      var url = "example.com";
      var text = "This is a test";

      // Get the elements for fields
      var urlField = elemInfo.window.document.getElementById("url");
      var textField = elemInfo.window.document.getElementById("text");
      var createBtn = elemInfo.window.document.getElementById("btn-create");

      t.ok(urlField, "url field should be present on off-page element");
      t.ok(textField, "text field should be present on off-page element");
      t.ok(createBtn, "createBtn should be present on off-page element");

      // Set the values on the page
      elemInfo.vm.url = url;
      elemInfo.vm.text = text;

      // Ensure the values were taken up by VM
      t.equal(elemInfo.vm.url, url, "vm.url should have updated to fake url");
      t.equal(elemInfo.vm.text, text, "vm.text should have updated to fake text");

      // Watch for created event to be emitted
      elemInfo.vm.$on('created', obj => {
        t.pass("created event emitted");

        // Ensure that the $emit-ed destroy contains the alert and alert ID we expect
        t.assert( obj.text.should.be.eql(text), "text should match entered value");
        t.assert( obj.url.should.be.eql(url), "url should match entered value");

        t.end();
      });

      // Click on the creation button, should create
      TestUtil.jsdomClick(createBtn, elemInfo.window);
    })
    .catch(t.fail);

});

As you can see, there has been a bunch of refactoring here, a lot of stuff that was reusable went into the TestUtil module, and that’s where the real heavy lifting of calling jspm and jsdom are.

One of the downsides to this approach is that I just can’t seem to set the dom elements value properly just yet (and get the vuejs reactivity system to notice). I probably need to do a bit of a deep dive into the Vue code for how it detects entering data, but luckily I can just edit the VM values directly. I attempted sending keyboard events to the elements and that didn’t work either. At this point, I’m just hoping that Vue’s reactivity is something I don’t have to test, but this is a bit of a blindspot for these tests.

Here’s what output looks like when running the tests overall:

$ make test
./node_modules/.bin/tape app/**/*.spec.js | ./node_modules/.bin/tap-min
[Vue warn]: The data property "alertIdx" is already declared as a prop. Use prop default value instead.
(found in root instance)
[Vue warn]: The data property "alert" is already declared as a prop. Use prop default value instead.
(found in root instance)
[Vue warn]: The data property "alertIdx" is already declared as a prop.

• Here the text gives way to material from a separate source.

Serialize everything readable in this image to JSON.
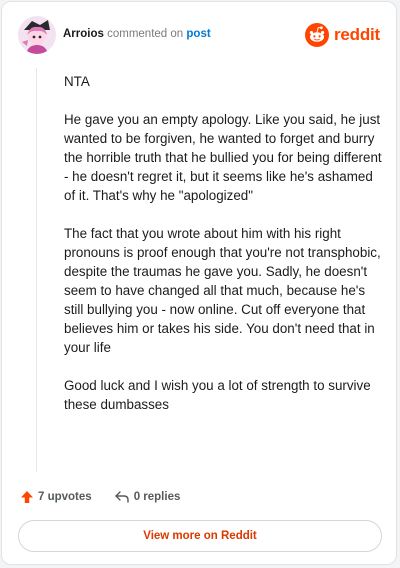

Use prop default value instead.
(found in root instance)
[Vue warn]: The data property "alert" is already declared as a prop. Use prop default value instead.
(found in root instance)
[Vue warn]: The data property "alertIdx" is already declared as a prop. Use prop default value instead.
(found in root instance)
[Vue warn]: The data property "alert" is already declared as a prop. Use prop default value instead.
(found in root instance)
[Vue warn]: The data property "maxAlertCount" is already declared as a prop. Use prop default value instead.
(found in component <alert-listing>)
[Vue warn]: The data property "alerts" is already declared as a prop. Use prop default value instead.
(found in component <alert-listing>)
[Vue warn]: Invalid prop: custom validator check failed forprop "maxAlertCount".
(found in component <alert-listing>)
[Vue warn]: The data property "maxAlertCount" is already declared as a prop. Use prop default value instead.
(found in component <alert-listing>)
[Vue warn]: The data property "alerts" is already declared as a prop. Use prop default value instead.
(found in component <alert-listing>)

  50 tests complete (2s)

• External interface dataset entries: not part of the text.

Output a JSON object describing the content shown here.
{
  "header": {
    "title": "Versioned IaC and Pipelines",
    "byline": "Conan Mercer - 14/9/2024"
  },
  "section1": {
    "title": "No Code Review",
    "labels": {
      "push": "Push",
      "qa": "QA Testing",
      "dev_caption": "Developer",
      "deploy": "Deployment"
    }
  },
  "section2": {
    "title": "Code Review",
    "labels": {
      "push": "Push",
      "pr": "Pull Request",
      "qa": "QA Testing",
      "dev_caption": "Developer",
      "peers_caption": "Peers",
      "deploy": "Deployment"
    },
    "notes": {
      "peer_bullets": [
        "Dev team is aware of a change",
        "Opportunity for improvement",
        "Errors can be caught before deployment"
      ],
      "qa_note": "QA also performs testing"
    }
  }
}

./node_modules/.bin/tape app/**/*.spec.e2e.js | ./node_modules/.bin/tap-min

  17 tests complete (19.5s)

Note all the pesky warnings coming from Vue – these warnings are safely ignored. It’s super annoying but it looks like I’ll just have to deal with that output.

As you can see, my E2E tests are seperated (so that if I want to run the unit tests continuously I don’t have to wait ~20 seconds), but they do take quite a bit of time, roughly ~1 second per test.

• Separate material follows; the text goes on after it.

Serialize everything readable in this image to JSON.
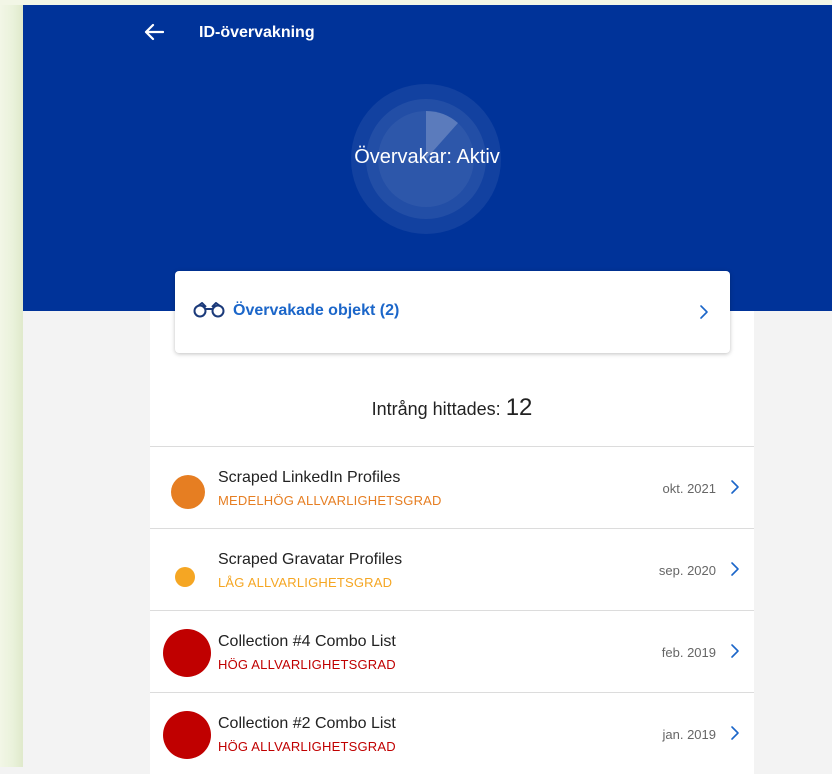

Was it worth?

Yes, I think it was. Tape is staggeringly simple, and I love tools like that. Creating per-file setup was simple – all I had to do was write a test that did the setup and always passed.